After the war with the Soviet Union and the subsequent takeover of the country by the Taliban, access to education in Afganistan was limited. Moreover, the education system that was in place in that period was less than adequate. However, since the overthrow of the Taliban in late 2001 and the installment of a more democratic government in Afghanistan, the nation’s education system has seen improvements.
Facts About Education in Afghanistan
- In 2002, after the Taliban were overthrown by a U.S.-led coalition army, it was estimated that only about one million children were attending school. Of that number, the vast majority were boys.
- Prior to 2002, any education that children received was dominated by religion. Children were educated through the Quran and the teachings of Mohammed. Little attention was paid to courses in science, technology or liberal arts.
- Under the Taliban government, girls were pretty much prohibited from obtaining an education. Little education that girls did receive was based on scripture from the Quran, and basic reading and writing skills.
- College enrollment was also minimal while the Taliban controlled Afghanistan. In 2001, only 1% of college-aged students were enrolled in an institution for higher education.

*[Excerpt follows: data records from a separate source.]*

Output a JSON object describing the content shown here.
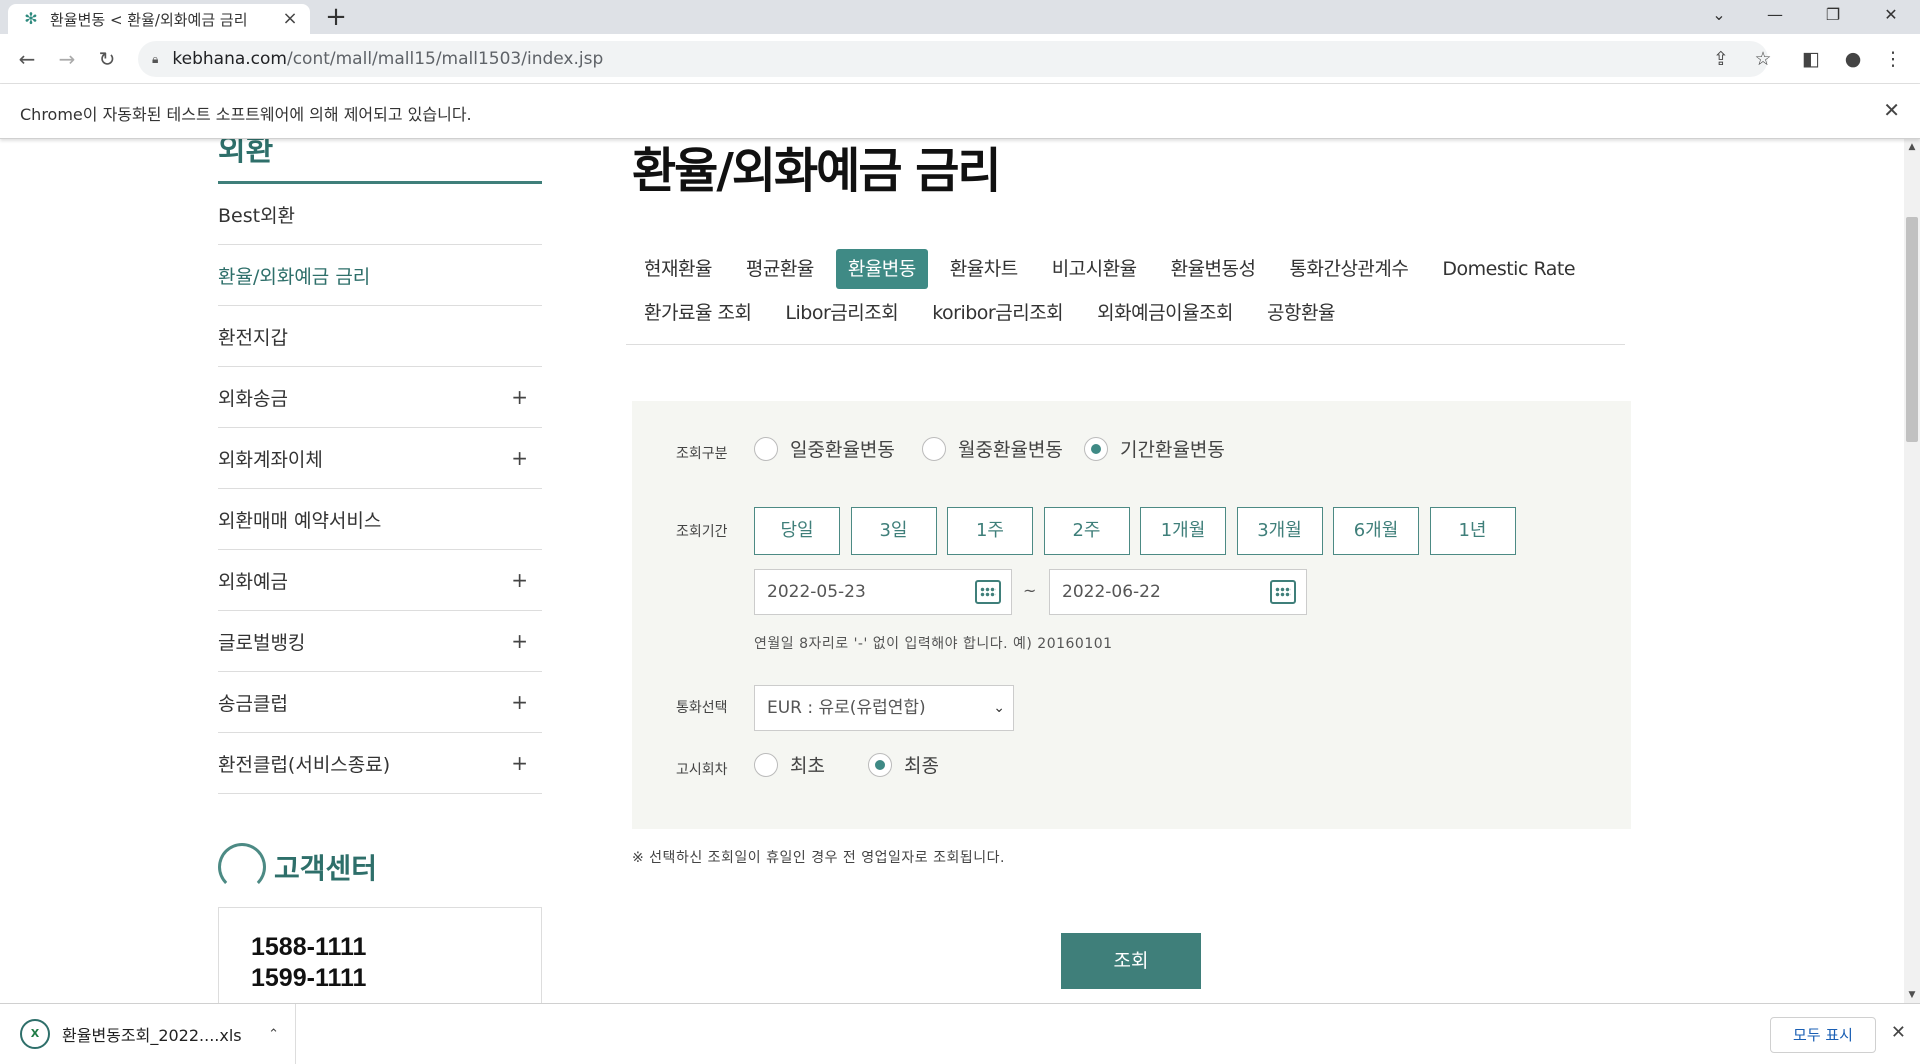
{
  "browser": {
    "tab_title": "환율변동 < 환율/외화예금 금리",
    "url_host": "kebhana.com",
    "url_path": "/cont/mall/mall15/mall1503/index.jsp",
    "infobar_message": "Chrome이 자동화된 테스트 소프트웨어에 의해 제어되고 있습니다."
  },
  "sidebar": {
    "heading": "외환",
    "items": [
      {
        "label": "Best외환",
        "expandable": false
      },
      {
        "label": "환율/외화예금 금리",
        "expandable": false
      },
      {
        "label": "환전지갑",
        "expandable": false
      },
      {
        "label": "외화송금",
        "expandable": true
      },
      {
        "label": "외화계좌이체",
        "expandable": true
      },
      {
        "label": "외환매매 예약서비스",
        "expandable": false
      },
      {
        "label": "외화예금",
        "expandable": true
      },
      {
        "label": "글로벌뱅킹",
        "expandable": true
      },
      {
        "label": "송금클럽",
        "expandable": true
      },
      {
        "label": "환전클럽(서비스종료)",
        "expandable": true
      }
    ],
    "plus_glyph": "+",
    "customer_center": {
      "title": "고객센터",
      "phone1": "1588-1111",
      "phone2": "1599-1111"
    }
  },
  "main": {
    "title": "환율/외화예금 금리",
    "tabs_row1": [
      "현재환율",
      "평균환율",
      "환율변동",
      "환율차트",
      "비고시환율",
      "환율변동성",
      "통화간상관계수",
      "Domestic Rate"
    ],
    "tabs_row2": [
      "환가료율 조회",
      "Libor금리조회",
      "koribor금리조회",
      "외화예금이율조회",
      "공항환율"
    ],
    "active_tab": "환율변동",
    "form": {
      "query_type_label": "조회구분",
      "query_types": [
        {
          "label": "일중환율변동",
          "checked": false
        },
        {
          "label": "월중환율변동",
          "checked": false
        },
        {
          "label": "기간환율변동",
          "checked": true
        }
      ],
      "period_label": "조회기간",
      "period_buttons": [
        "당일",
        "3일",
        "1주",
        "2주",
        "1개월",
        "3개월",
        "6개월",
        "1년"
      ],
      "start_date": "2022-05-23",
      "end_date": "2022-06-22",
      "tilde": "~",
      "date_hint": "연월일 8자리로 '-' 없이 입력해야 합니다. 예) 20160101",
      "currency_label": "통화선택",
      "currency_value": "EUR : 유로(유럽연합)",
      "notice_label": "고시회차",
      "notice_types": [
        {
          "label": "최초",
          "checked": false
        },
        {
          "label": "최종",
          "checked": true
        }
      ]
    },
    "note": "※ 선택하신 조회일이 휴일인 경우 전 영업일자로 조회됩니다.",
    "submit_label": "조회"
  },
  "downloads": {
    "file_name": "환율변동조회_2022....xls",
    "show_all": "모두 표시"
  },
  "colors": {
    "accent": "#3f8a85",
    "accent_dark": "#3f7f7a",
    "form_bg": "#f5f6f2"
  }
}
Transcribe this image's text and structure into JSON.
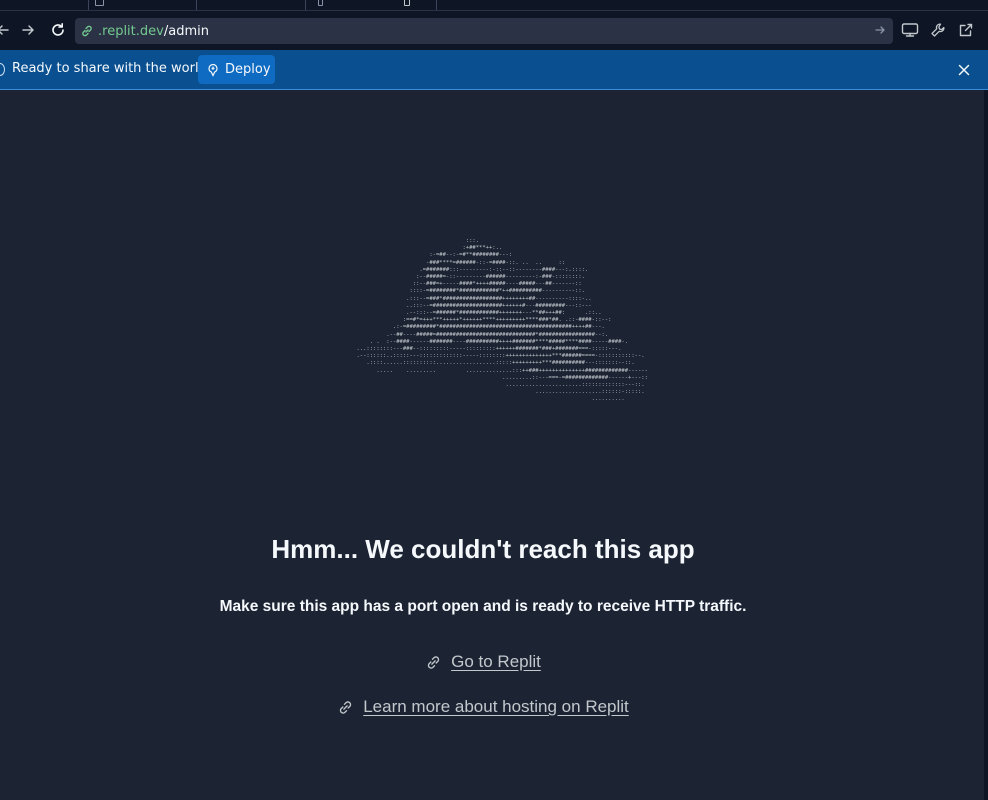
{
  "address_bar": {
    "url_domain": ".replit.dev",
    "url_path": "/admin"
  },
  "banner": {
    "message": "Ready to share with the world?",
    "deploy_label": "Deploy"
  },
  "error": {
    "title": "Hmm... We couldn't reach this app",
    "subtitle": "Make sure this app has a port open and is ready to receive HTTP traffic.",
    "link_replit": "Go to Replit",
    "link_hosting": "Learn more about hosting on Replit"
  },
  "colors": {
    "page_bg": "#1c2333",
    "chrome_bg": "#0e1525",
    "url_field_bg": "#2b3245",
    "banner_bg": "#0a4f8f",
    "deploy_button_bg": "#0f6bc2",
    "url_domain": "#73c990",
    "link_text": "#c2c8cc"
  },
  "icons": {
    "back": "arrow-left-icon",
    "forward": "arrow-right-icon",
    "reload": "reload-icon",
    "url_security": "link-icon",
    "url_go": "arrow-right-icon",
    "devtools": "monitor-icon",
    "tools": "wrench-icon",
    "open_new": "external-link-icon",
    "deploy": "deploy-icon",
    "close": "close-icon",
    "links": "link-icon"
  }
}
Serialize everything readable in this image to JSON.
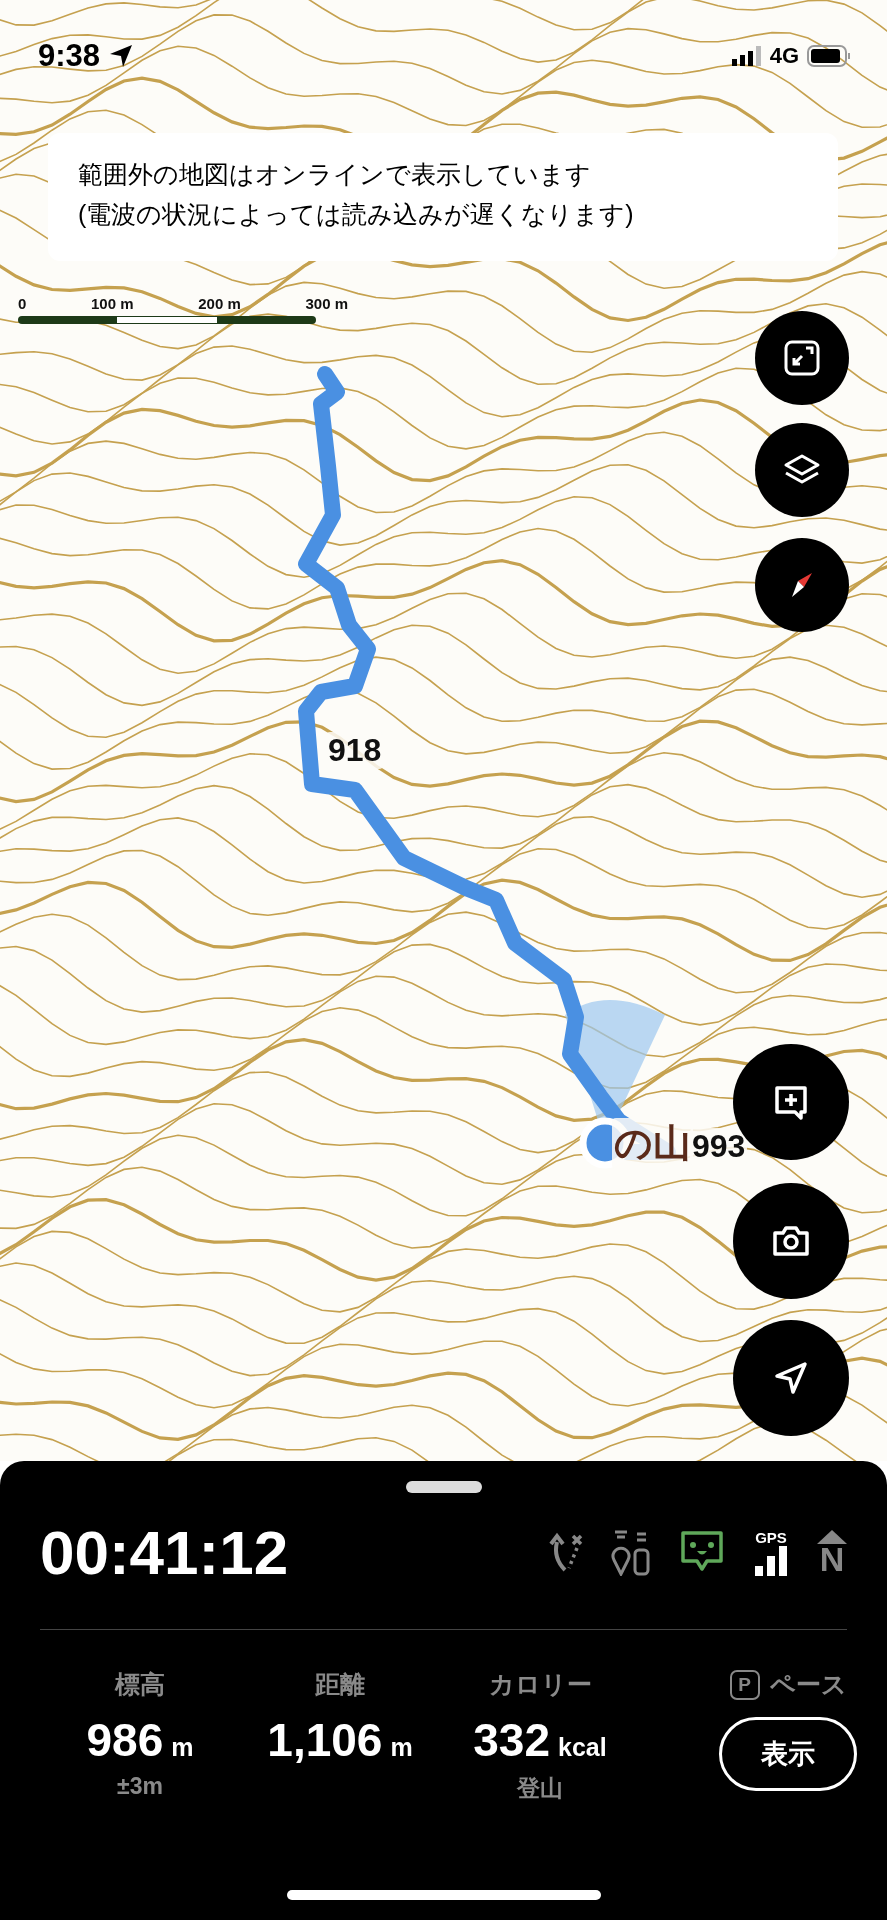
{
  "status_bar": {
    "time": "9:38",
    "network": "4G"
  },
  "banner": {
    "lines": [
      "範囲外の地図はオンラインで表示しています",
      "(電波の状況によっては読み込みが遅くなります)"
    ]
  },
  "scale_bar": {
    "labels": [
      "0",
      "100 m",
      "200 m",
      "300 m"
    ]
  },
  "map": {
    "labels": [
      {
        "text": "918",
        "kind": "elevation"
      },
      {
        "text": "の山",
        "kind": "peak"
      },
      {
        "text": "993",
        "kind": "elevation"
      }
    ]
  },
  "map_buttons": [
    {
      "kind": "fit"
    },
    {
      "kind": "layers"
    },
    {
      "kind": "compass"
    },
    {
      "kind": "memo"
    },
    {
      "kind": "camera"
    },
    {
      "kind": "locate"
    }
  ],
  "panel": {
    "timer": "00:41:12",
    "indicators": [
      {
        "kind": "route",
        "active": false
      },
      {
        "kind": "markers",
        "active": false
      },
      {
        "kind": "face",
        "active": true
      },
      {
        "kind": "gps",
        "text": "GPS",
        "active": true
      },
      {
        "kind": "north",
        "text": "N",
        "active": false
      }
    ],
    "stats": [
      {
        "label": "標高",
        "value": "986",
        "unit": "m",
        "sub": "±3m"
      },
      {
        "label": "距離",
        "value": "1,106",
        "unit": "m"
      },
      {
        "label": "カロリー",
        "value": "332",
        "unit": "kcal",
        "sub": "登山"
      }
    ],
    "pace": {
      "badge": "P",
      "label": "ペース",
      "button": "表示"
    }
  }
}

- After the Taliban regime was overthrown, the number of students enrolling in colleges and universities increased. According to USAID (United States Agency for International Development), over 9.2 million students are currently enrolled in a higher education institution, and 39% of those students are female.
- Public and private universities (excluding technical or secondary schools) enroll around 300,000 students. Of that number, about 100,000 are female students.
- Access to education has also increased in recent years. As of 2016-2017, over 119,000 children in rural areas had access to education.
- In recent years, there has also been an emphasis on training and equipping teachers on how best to serve and educate the expanding number of students. USAID has trained over 154,000 teachers. Of that number of educators, over one third are women.
- The American University of Afghanistan (AUAF), the first private, independent, non-profit university in Afghanistan strives to expand educational opportunities for women. Its’ current student body is almost 41% female. This is quite impressive, given Afghanistan’s history of denying education opportunities to women and young girls.
- While the above facts showcase some of the accomplishments that have occurred in Afghanistan in the last 15 years, much work still needs to be done. For example, the overall literacy rate is still sub-par for most of the nation and many students still do not have easy access to schools. Also, many Afghan children cross the border to go to Pakistan so they can be taught in madrassas’, where Islamic fundamentalism is rampant.
Much has improved in the last several years regarding education in Afghanistan. Hopefully, this text will inspire you, the reader, about the necessity and importance of continuing the work of groups like USAID in helping in much-needed areas and countries. With international aid and support, the gains that Afghanistan has made in recent years, in education and in other areas, will not be in vain.
– Raymond Terry